The Centers for Medicare and Medicaid Services (CMS) has detailed two new changes to Healthcare.gov for the 2017 open enrollment period designed to simplify the process of choosing a health plan on the federal exchange, according to a CMS blog post.
Critics argue that the way the federal government structures healthcare incentives punish academic medical centers for being vigilant on patient safety and reporting higher rates of hospital-acquired conditions, according to The New York Times.
Medicare's approval of reimbursement for end-of-life discussions with patients may provide some incentive for doctors uncomfortable with starting these sorts of conversations, but additional guidance and training will still be necessary, according to a story published in USA Today.
As physicians get a handle on quality reporting metrics, they're turning their focus to honing their processes and reporting in order to improve patient outcomes and navigate the new payment model.
As Medicare continues its push to measure and reimburse healthcare services based upon value rather than volume, a failure to address the Medicare Physician Fee Schedule's rates could lead to substantial instability or outright failure, warns the authors of an article in the New England Journal of Medicine.
CMS' skilled nursing facility utilization and payment data from 2013 has reignited concerns that the current payment structure is incentivizing unnecessary levels of therapy.

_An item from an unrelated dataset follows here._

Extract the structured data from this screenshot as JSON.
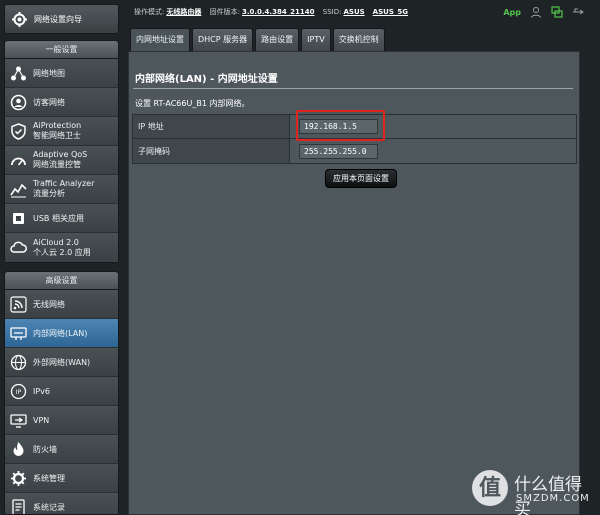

Some of the top healthcare policy experts in the country tackled the current state of the industry and the impact of the Affordable Care Act--both positive and negative--in a series of viewpoints published by the Journal of the American Medical Association.
The American Hospital Association wants the federal government to close a loophole in coverage requirements for employer-sponsored plans that it claims can harm consumers and hamper healthcare reform.
It may now be easier for hospitals to improve outcomes at lower costs by claiming both "urban" and "rural" status, thanks to a ruling by the 2 nd U.S. Circuit Court of Appeals in New York.
More than 200,000 eligible professionals are set to see a slash in their Medicare payments after failing to meet Meaningful Use standards in 2014, according to a fact sheet released by the Centers for Medicare & Medicaid Services.